There are several reasons for these developments but perhaps the most impor- tant is that editors have ceded control to the marketing men. The marketing men believe they have as sure a sense of what readers want as editors do. They bombard editors with research and statistics which are supposed to show what, readers want. And since the marketing men very often control the purse-strings — or at any rate are close to those who do — editors listen. In fact what they are listening to is often no more than the marketing men's own preju- dices. Marketing men do not usually like foreign news, or in-depth coverage of cul- ture and the arts. They think they are closer to ordinary people, but they aren't. Ordi- nary people want complicated issues to be made sense of in a lucid way. The market- ing men at the BBC probably expected research to show that viewers want dumbed down news. I am overjoyed that they have been hoist with their own petard.

The final act of the Victoria Brittain drama has had an unexpected sequel. Last Wednesday the Guardian published a story about Kojo Tsikata's settlement with the Independent, which I wrote about last week. It was extraordinarily inaccurate. The effect of the piece was to make it sound as though Mr Tsikata, the close friend of Victoria Brittain, deputy foreign editor of the Guardian, had been com- pletely exonerated.

According to the newspaper's report, the Independent had 'apologised' to Mr Tsikata and there had been a 'retraction'. The piece also seemed to imply that the Inde- pendent may have paid a proportion of Mr Tsikata's costs. It stated that the chairman of the investigating board which had origi- nally identified Mr Tsikata as the 'master- mind' behind the murder of three Ghana- ian high court judges had subsequently concluded that Mr Tsikata had no case to answer.

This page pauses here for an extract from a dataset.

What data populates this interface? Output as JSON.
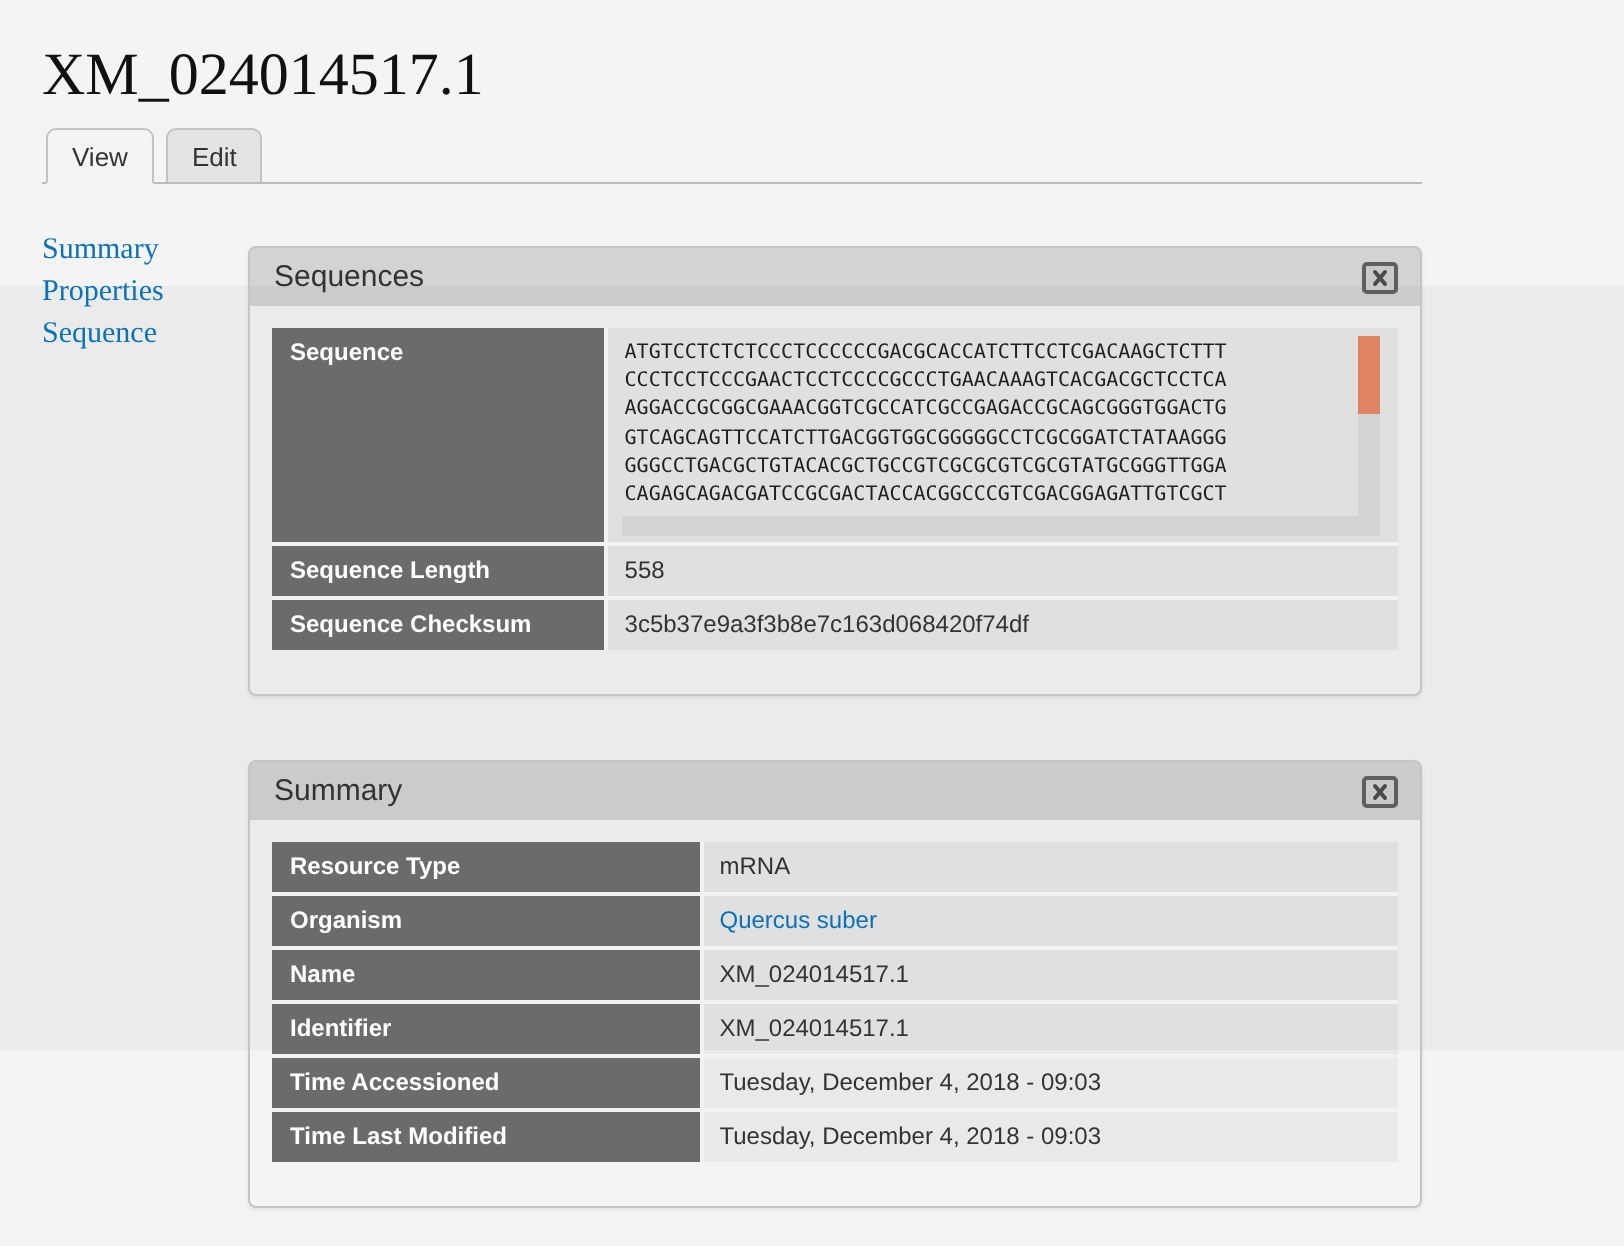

In fact it was a different man — the Ghanaian attorney-general — who came to this conclusion. And as I made clear last week, the Independent did not apologise or make any kind of retraction. It published a statement (the legal distinction is elemen- tary) in which regret was expressed if read- ers had inferred that the paper suggested that Mr Tsikata was the mastermind behind the murders. As to COStS, far from being the beneficiary, Mr Tsikata paid more than half the Independent's costs, amounting to some £.130,000, as well as all of his own. People who have been completely vindicated do not generally do that sort of thing.

The Guardian published a correction at the bottom of page 22 last Friday, putting these errors straight. But those who read the first piece and not the correction will have come to the erroneous conclusion that Mr Tsikata was wholly vindicated and that the Independent, and in particular its two journalists, Karl Maier and Richard Dow- den, were wholly at fault. How could such a thing happen? Several people on the Inde- pendent's side believe that Victoria Brittain, wishing to depict her friend Mr Tsikata in the best possible light, may have had a hand in the inaccurate article.

Alan Rusbridger, editor of the Guardian, denies this is the case. He says that, while at the Labour party conference in Blackpool, he was alerted to the Independent's state- ment and he asked that a piece be written in the Guardian. Nick Hopkins, the author of the piece, is young and comparatively inexperienced, says Mr Rusbridger, and was unaware of the background to the affair and failed to grasp the distinction between an apology and a statement. He says that he has carried out his own enquiries and is certain that Ms Brittain had nothing to do with the article. He describes the errors in the original piece as 'extremely irritating'.

Naturally, I accept Mr Rusbridger's word when he says that he believes this was a genuine cock-up. But can he be sure — particularly as he was absent in Blackpool — what really happened? Mr Hopkins cor- roborates Mr Rusbridger's version of events. What is certain is that the effect of the article last Wednesday was to present Mr Tsikata and Ms Brittain and, by associa- tion, her employer the Guardian in a heroic light, and the Independent and its two jour- nalists in a disgraceful one. How could the paper have done this after everything that has gone before? It is a travesty which no